We set it "celestially" as an example: so it's the first full moon after the autumnal equinox.
Sacrifice to Freyr Yngve
Many Heathens celebrate Lammas with a sacrifice to Freyr Yngve in gratitude for sharing His abundance. You don't have to have a garden or a plot of land to tend in order to feel that sense of gratitude. You can think about it more abstractly in terms of success at your job, health in your family or the presence of a good community. Or you can think of it as a time when you hope for such things if you don't have them.
Foods for the Lammas Table

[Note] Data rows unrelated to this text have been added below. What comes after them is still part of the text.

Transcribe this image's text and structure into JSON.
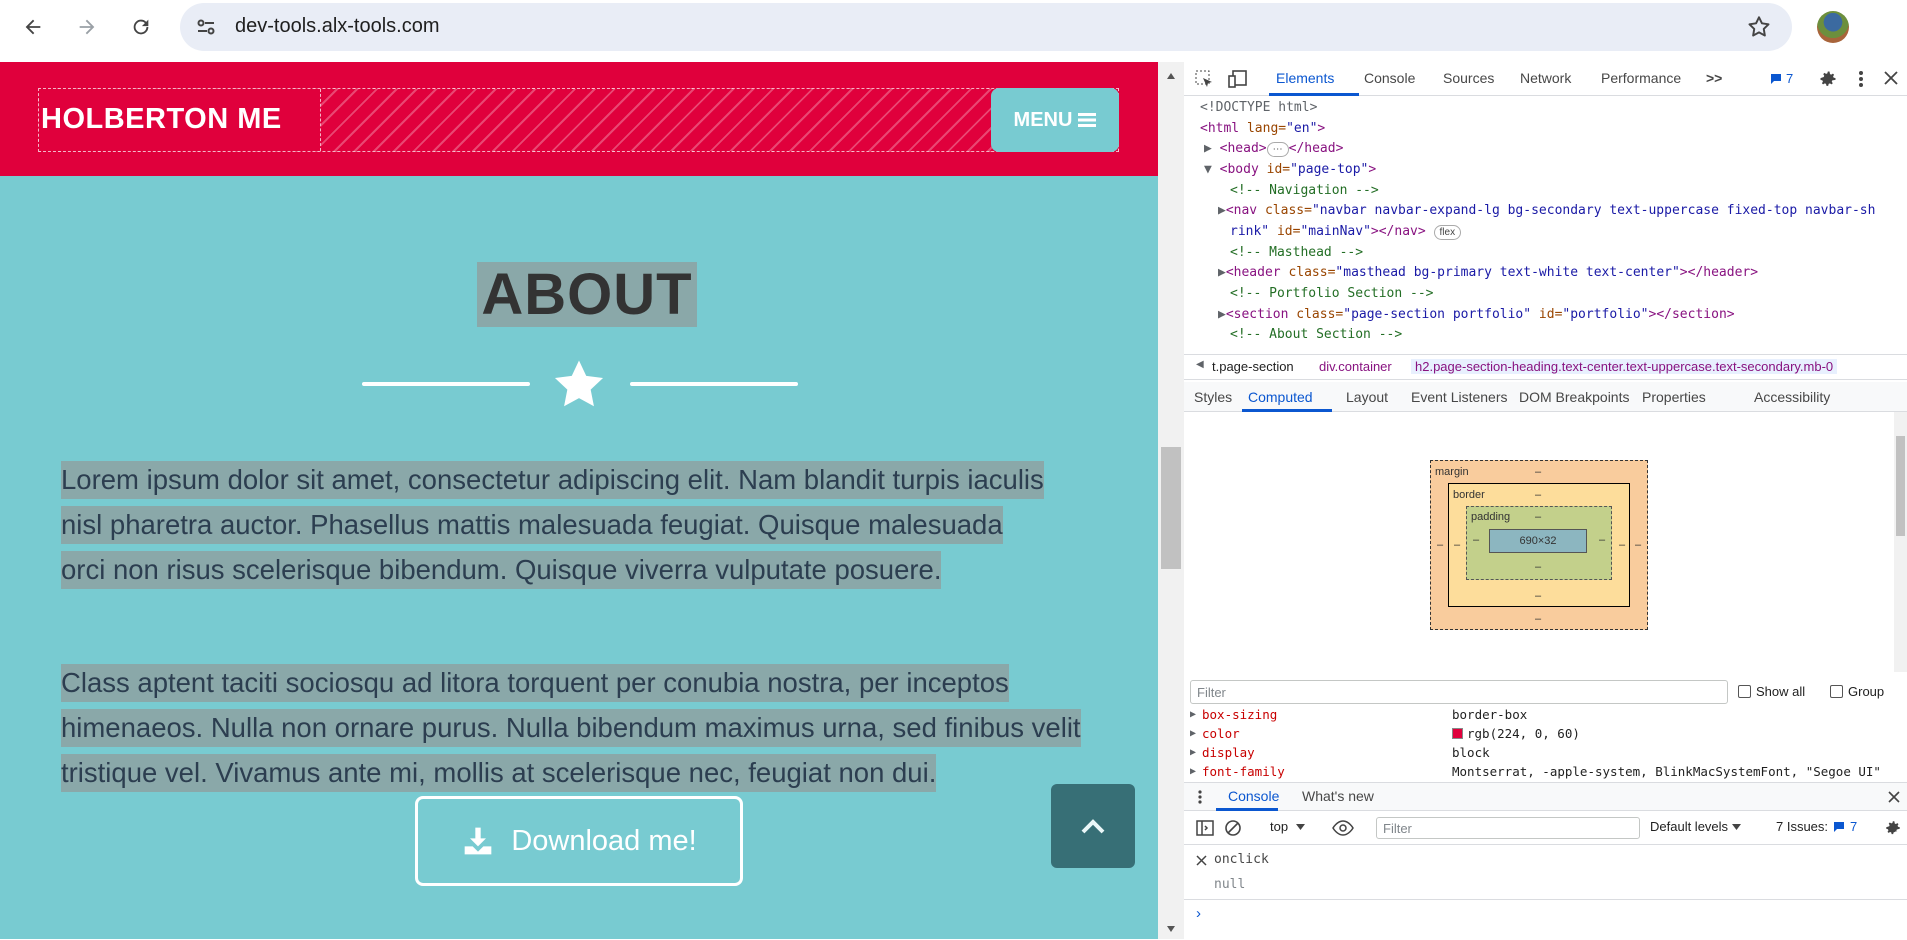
{
  "browser": {
    "url": "dev-tools.alx-tools.com"
  },
  "site": {
    "brand": "HOLBERTON ME",
    "menu_label": "MENU",
    "section_title": "ABOUT",
    "paragraph1": "Lorem ipsum dolor sit amet, consectetur adipiscing elit. Nam blandit turpis iaculis nisl pharetra auctor. Phasellus mattis malesuada feugiat. Quisque malesuada orci non risus scelerisque bibendum. Quisque viverra vulputate posuere.",
    "paragraph2": "Class aptent taciti sociosqu ad litora torquent per conubia nostra, per inceptos himenaeos. Nulla non ornare purus. Nulla bibendum maximus urna, sed finibus velit tristique vel. Vivamus ante mi, mollis at scelerisque nec, feugiat non dui.",
    "download_label": "Download me!",
    "colors": {
      "navbar": "#e0003c",
      "background": "#78cbd1",
      "highlight": "#8aa8a9"
    }
  },
  "devtools": {
    "tabs": [
      "Elements",
      "Console",
      "Sources",
      "Network",
      "Performance"
    ],
    "more_tabs": ">>",
    "issues_count": "7",
    "dom": {
      "doctype": "<!DOCTYPE html>",
      "html_open_tag": "<html ",
      "html_attr": "lang=",
      "html_val": "\"en\"",
      "html_close": ">",
      "head_open": "<head>",
      "head_close": "</head>",
      "body_open": "<body ",
      "body_attr": "id=",
      "body_val": "\"page-top\"",
      "body_close": ">",
      "c_nav": "<!-- Navigation -->",
      "nav_open": "<nav ",
      "nav_attr1": "class=",
      "nav_val1": "\"navbar navbar-expand-lg bg-secondary text-uppercase fixed-top navbar-sh",
      "nav_val1b": "rink\"",
      "nav_attr2": " id=",
      "nav_val2": "\"mainNav\"",
      "nav_close": "></nav>",
      "flex_badge": "flex",
      "c_masthead": "<!-- Masthead -->",
      "header_open": "<header ",
      "header_attr": "class=",
      "header_val": "\"masthead bg-primary text-white text-center\"",
      "header_close": "></header>",
      "c_portfolio": "<!-- Portfolio Section -->",
      "section1_open": "<section ",
      "section1_attr1": "class=",
      "section1_val1": "\"page-section portfolio\"",
      "section1_attr2": " id=",
      "section1_val2": "\"portfolio\"",
      "section1_close": "></section>",
      "c_about": "<!-- About Section -->"
    },
    "breadcrumbs": [
      "t.page-section",
      "div.container",
      "h2.page-section-heading.text-center.text-uppercase.text-secondary.mb-0"
    ],
    "subtabs": [
      "Styles",
      "Computed",
      "Layout",
      "Event Listeners",
      "DOM Breakpoints",
      "Properties",
      "Accessibility"
    ],
    "box_model": {
      "margin_label": "margin",
      "border_label": "border",
      "padding_label": "padding",
      "dash": "–",
      "content_size": "690×32"
    },
    "filter_placeholder": "Filter",
    "show_all_label": "Show all",
    "group_label": "Group",
    "computed_properties": [
      {
        "name": "box-sizing",
        "value": "border-box"
      },
      {
        "name": "color",
        "value": "rgb(224, 0, 60)",
        "swatch": "#e0003c"
      },
      {
        "name": "display",
        "value": "block"
      },
      {
        "name": "font-family",
        "value": "Montserrat, -apple-system, BlinkMacSystemFont, \"Segoe UI\""
      }
    ],
    "drawer_tabs": [
      "Console",
      "What's new"
    ],
    "console_context": "top",
    "console_filter_placeholder": "Filter",
    "log_levels": "Default levels",
    "issues_label": "7 Issues:",
    "console_entries": [
      {
        "input": "onclick",
        "output": "null"
      }
    ]
  }
}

Foods for Lammas include fresh bread usually cut and shaped in the form of an effigy like a "John Barleycorn" type figure. This first loaf is often the sacrifice made to the Gods, so make sure to bake a few more if you're hungry. Beer is also popular this time of year (well, anytime of year, really) as an offering for the Gods and as a gift for your guests.
Meat features heavily on most Heathen tables, and Lammas is not an exception to that. Expect a lot of pork at the feast, as the pig is a sacred animal to Freyr Yngve.
Donate to Help Support our Work
If you found this article useful and want to donate to support the educational work that we do, please consider making a contribution to our general funding or support our mission by joining The Troth today. As a member, along with supporting our mission to promote our faith, you will also get access to more community resources, events and a vote in our elections.